Targets? Well, the blunt and transparent attempt to intimidate Poland is obviously the first step. A handful of missile interceptors in Poland is far too few to handle the number of missiles that Russia possesses. But for Russia to be great again, it must be able to call the tune in that neighborhood. There was a perception in Georgia last August that the only reason that the Russian tanks did not just rumble on to Tbilisi was because of an explicit – though non-public – message from Washington that this would not be tolerated. What now? Russia has little tangible to gain from finishing off Georgia, but it would have great symbolic value for underlining the emerging reality – pour encourager les autres.

Much has been made of Russia trying to re-absorb Ukraine. This is likely the top long-range aim – for many reasons. Some of them are psychological – in terms of the “Kievan Rus,” Kiev is to Russian nationalists what Kosovo is to Serbian nationalists.

But there is one key pressure point to watch – Sevastopol. This is a sore point for both emotional and practical reasons.

Emotionally, Russian nationalists have a bee in their bonnet about Crimea even being part of Ukraine. Crimea was long a Russian possession, and during most of Soviet times it was part of the big old RSFSR. But sometime during Khrushchev’s tenure, in honor of some anniversary of the Ukrainian SSR, Khrushchev transferred Crimea from the RSFSR to the Ukrainian SSR as a “gift.” Russian nationalists suspect that a large quantity of vodka was involved – and during Soviet times this administrative adjustment had little real meaning, but it still rankles…. and does more so now that the old administrative borders have become national borders.

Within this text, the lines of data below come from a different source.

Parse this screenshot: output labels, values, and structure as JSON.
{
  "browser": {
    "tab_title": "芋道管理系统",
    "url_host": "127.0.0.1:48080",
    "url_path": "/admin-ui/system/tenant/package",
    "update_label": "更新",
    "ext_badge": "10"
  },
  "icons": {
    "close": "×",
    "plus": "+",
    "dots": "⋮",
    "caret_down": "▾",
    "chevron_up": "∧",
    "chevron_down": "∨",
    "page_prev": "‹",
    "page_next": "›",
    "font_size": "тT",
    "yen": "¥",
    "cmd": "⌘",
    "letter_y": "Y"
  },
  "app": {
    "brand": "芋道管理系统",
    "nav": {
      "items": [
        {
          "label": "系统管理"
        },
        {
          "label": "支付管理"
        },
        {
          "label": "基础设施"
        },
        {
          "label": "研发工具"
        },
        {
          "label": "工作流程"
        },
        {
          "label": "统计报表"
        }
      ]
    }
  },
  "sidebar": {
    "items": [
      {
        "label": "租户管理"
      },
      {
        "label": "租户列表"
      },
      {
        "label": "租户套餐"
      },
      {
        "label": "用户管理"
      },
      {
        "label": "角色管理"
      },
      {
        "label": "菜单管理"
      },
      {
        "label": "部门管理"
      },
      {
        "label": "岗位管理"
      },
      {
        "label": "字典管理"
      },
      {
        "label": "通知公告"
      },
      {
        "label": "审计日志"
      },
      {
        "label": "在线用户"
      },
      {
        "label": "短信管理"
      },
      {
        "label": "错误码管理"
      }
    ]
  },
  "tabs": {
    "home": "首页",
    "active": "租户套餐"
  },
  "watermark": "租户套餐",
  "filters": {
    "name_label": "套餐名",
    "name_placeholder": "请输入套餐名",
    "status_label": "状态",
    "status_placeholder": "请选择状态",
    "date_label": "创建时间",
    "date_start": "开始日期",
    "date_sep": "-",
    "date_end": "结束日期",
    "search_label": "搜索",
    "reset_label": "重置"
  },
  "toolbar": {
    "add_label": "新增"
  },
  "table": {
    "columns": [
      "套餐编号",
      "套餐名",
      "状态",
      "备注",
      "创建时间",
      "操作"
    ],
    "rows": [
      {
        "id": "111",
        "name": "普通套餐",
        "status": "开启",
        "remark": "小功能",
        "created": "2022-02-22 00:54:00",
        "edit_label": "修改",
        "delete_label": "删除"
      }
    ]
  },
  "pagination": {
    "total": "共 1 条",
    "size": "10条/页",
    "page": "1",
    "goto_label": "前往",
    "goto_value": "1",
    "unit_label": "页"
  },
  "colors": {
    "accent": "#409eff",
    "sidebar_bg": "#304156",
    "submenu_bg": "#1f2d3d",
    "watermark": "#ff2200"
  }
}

But the practical reason is simple. Russia’s most important fleet – the Black Sea fleet – is based in Sevastopol. During the break-up of the Soviet Union, with no place for it to go, Russia signed a 25 year lease with Ukraine for use of the base. The present Ukrainian government has made it clear that they have no intention of renewing the lease when it expires in 2017, and they want the Russian fleet out by then.

The practical problem? Sevastopol is the only good natural port on the Black Sea. I’ve been to the Black Sea, and the most astounding feature of its littoral is that the sea is shallow and the coastline is very straight. There simply are no good ports along the present Russian Black Sea coast. The closest thing there is to one is Rostov-on-Don – but that port is way up an estuary that is surrounded by vast salt marshes (beautiful to look at, but not good for naval vessels). The outlet is thus poor and easily blocked – plus there’s a further extremely narrow outlet from the Sea of Azov into the Black Sea proper.

So Sevastopol and Crimea bring together both the emotional and practical aspects of the need to re-assert Russia’s “greatness.”

This is why the Russian nationalists are in a hurry – that “greatness” must be re-asserted to save Russia, and it must be done quickly if it’s going to be done at all.

And the very weak President we will soon have in the White House is seen by them as just the gift they needed to launch the project….